Interest in and opportunities for microgrids are worldwide.
A report by Navigant Research found a potential $5.8 billion global microgrid industry by 2023, with a potential $300 million share for Alaska. So far, the more than 800-megawatt capacity of Alaska's "islanded" microgrids -- meaning they are not connected to larger electrical grids -- is the largest in the world, according to Navigant.
"That's a pretty big market advantage in a lot of ways. There are things that other places in the country can learn from these experiences," Holdmann said.
"In the Arctic, we saw the very first sunglasses. The Arctic brought us kayaks and snowshoes," said Holdmann, pointing to the region as "a place really ripe with innovation and creativity," ideal for leading the way in 21st-century energy systems.
The efficiency and feasibility of Alaska's energy systems run the gamut.
"About half of the communities in Alaska are now incorporating grid-scale levels of renewables with their diesel-based power generation," Holdmann said.
Murkowski's field hearing Monday in Bethel -- to which she's bringing senators from Wyoming, Washington, West Virginia, Montana and Maine -- isn't the only upcoming opportunity for Alaska to show off its islanded energy systems.
Holdmann is part of a project at the University of Alaska Fairbanks that's looking for ways to take advantage of that global opportunity.
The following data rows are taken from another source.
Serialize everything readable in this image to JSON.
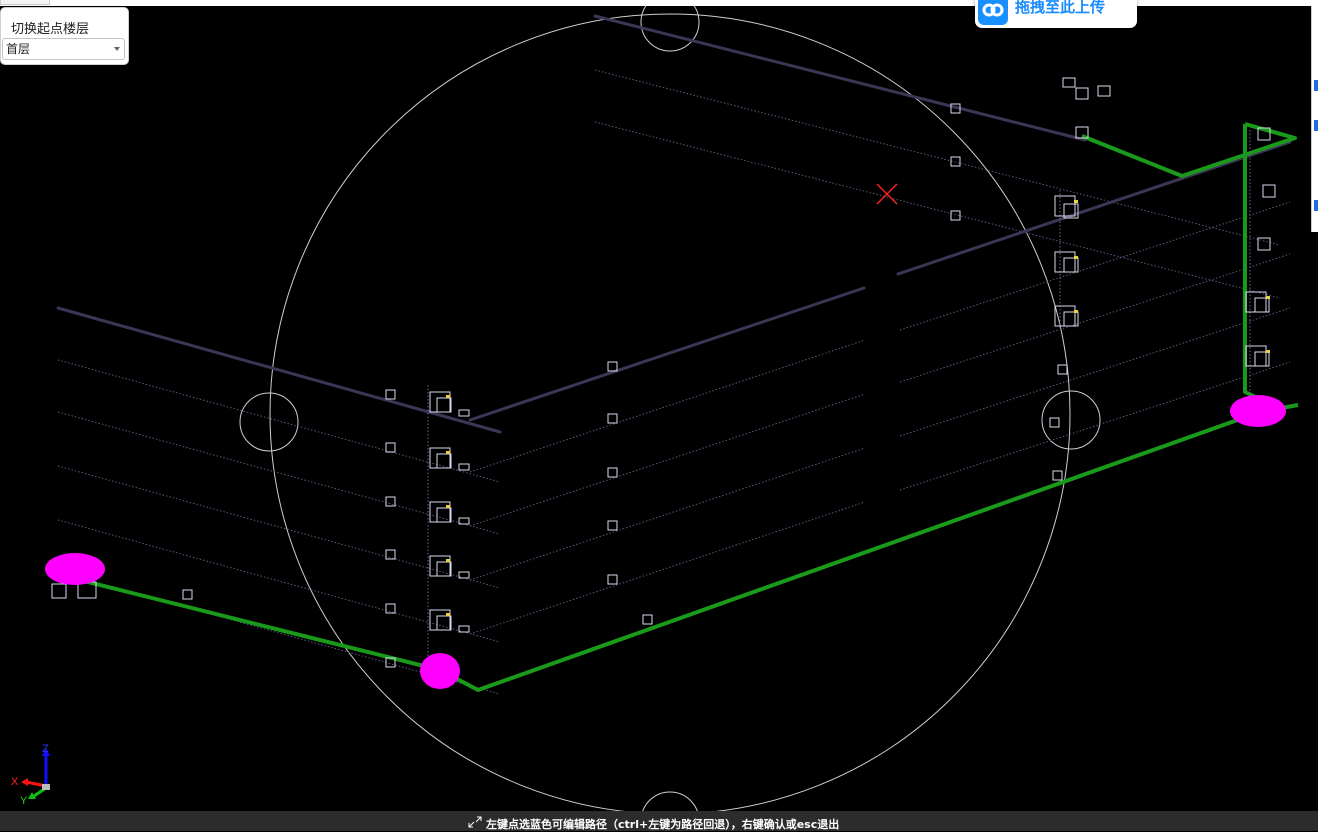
{
  "floor_switcher": {
    "title": "切换起点楼层",
    "selected": "首层"
  },
  "upload_button": {
    "label": "拖拽至此上传",
    "brand_color": "#1890ff"
  },
  "status_bar": {
    "hint": "左键点选蓝色可编辑路径（ctrl+左键为路径回退），右键确认或esc退出"
  },
  "axes": {
    "x": "X",
    "y": "Y",
    "z": "Z"
  },
  "colors": {
    "background": "#000000",
    "route_path": "#1a9a1a",
    "pipe": "#3d3556",
    "endpoint": "#ff00ff",
    "marker": "#ff2020",
    "guide_circle": "#d0d0d0"
  },
  "icons": {
    "cursor": "move-cursor-icon",
    "upload_logo": "cloud-link-icon",
    "dropdown": "chevron-down-icon"
  }
}
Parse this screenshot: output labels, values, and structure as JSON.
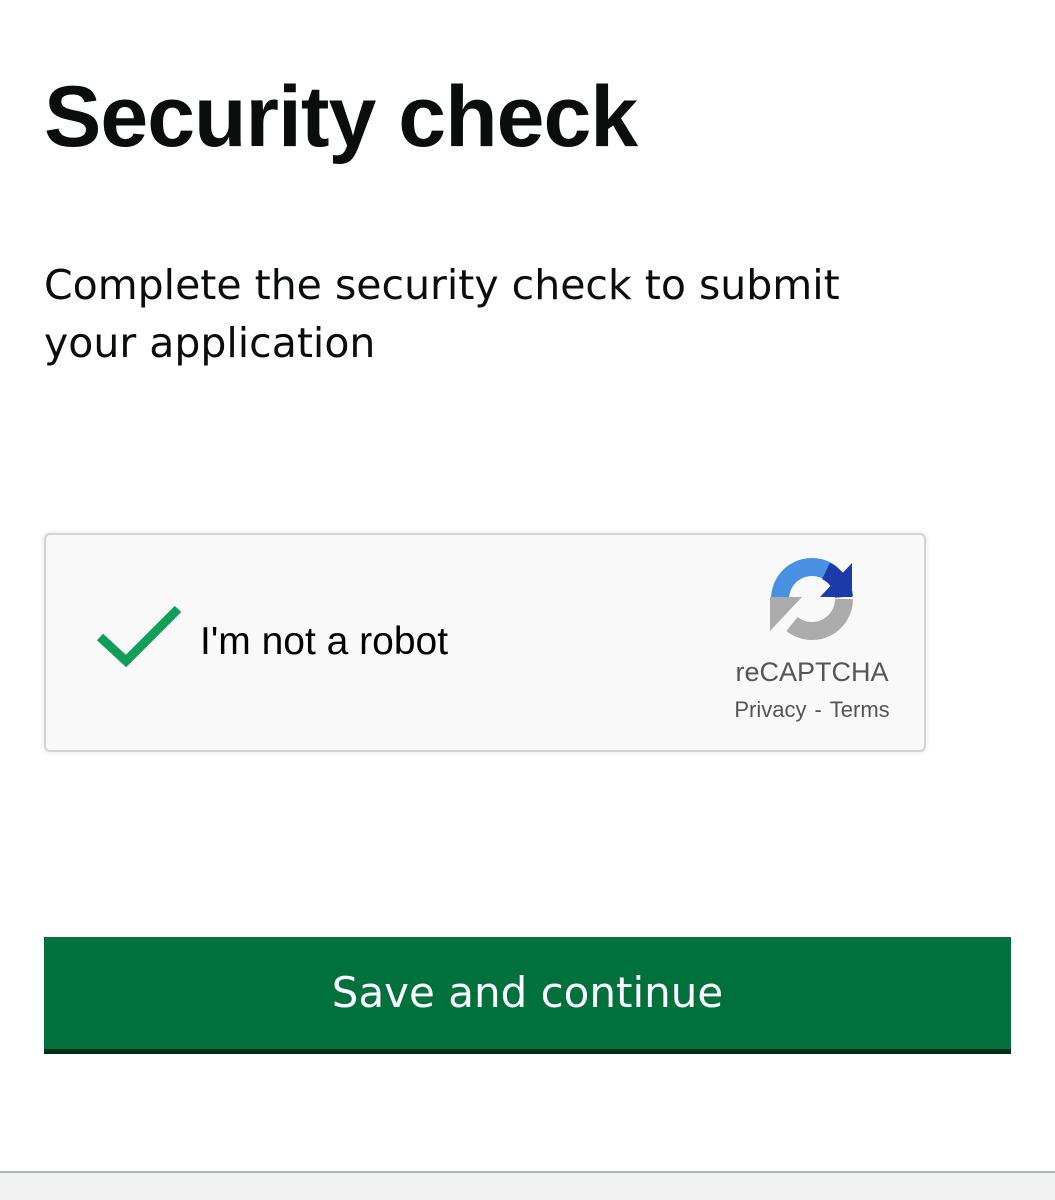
{
  "page": {
    "title": "Security check",
    "lead": "Complete the security check to submit your application"
  },
  "recaptcha": {
    "checkbox_label": "I'm not a robot",
    "checked": true,
    "brand": "reCAPTCHA",
    "privacy_link": "Privacy",
    "separator": "-",
    "terms_link": "Terms",
    "check_color": "#0f9d58"
  },
  "form": {
    "submit_label": "Save and continue",
    "submit_color": "#00703c"
  }
}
The Global Applications Program is focused on exporting knowledge and learning experiences, especially to the developing world, from Alaska's tribes and more than 100 private companies.
The program is launching a multiphase pilot program this year, with support from other Arctic nations, to educate others on microgrids. A series of online seminars will begin in April, with a two-week fellowship program in Fairbanks to follow in July.
In addition to its involvement in the pilot program, the State Department is working on building an "Arctic Renewable Energy Atlas" to help communities across the Arctic identify opportunities for renewable energy, said Sydney Kaufman, a foreign affairs officer for Arctic Energy Security with the State Department.
"We also want to find ways to share technical, financial and policy best practices" with other rural areas around the Arctic, Kaufman said.
Meanwhile, the state is planning to solicit bids in the next few months from companies that may be able to help add renewable power to remote grids that rely heavily on diesel generators, said Lister of the Alaska Energy Authority. "Part of what we're looking for is something that's simple," he said.
Despite the many opportunities for Alaska to surge ahead on the world stage, challenges remain for making remote Arctic power reliable and affordable.
Transport is costly, and diesel fuel requires reliance on out-of-state deliveries. Solar power has limits during dark northern winters. Battery storage of power -- still nascent anyway -- has its own complications, from handling to disposal. And wind turbines have delivery and logistical challenges. All this is amplified by training needs: Can someone on your block run an advanced electrical grid? Fix a wind turbine?
For now, "diesel is the backbone of all of our remote power systems," accounting for 90 percent of rural communities' electricity, Lister said.
The state has incentive to continue trying because of "crippling costs" in many rural communities, where power is roughly $1 per kilowatt hour -- many times the national average, Lister said. The state sends tens of millions of dollars to communities every year to defer the costs of electricity for ratepayers -- many of whom live a subsistence lifestyle and use as much as 50 percent of their yearly earnings on the power bill.
To that end, Kaufman said, the Obama administration sees clean energy in the Arctic as "very much an economic development question."
Alaska Dispatch Publishing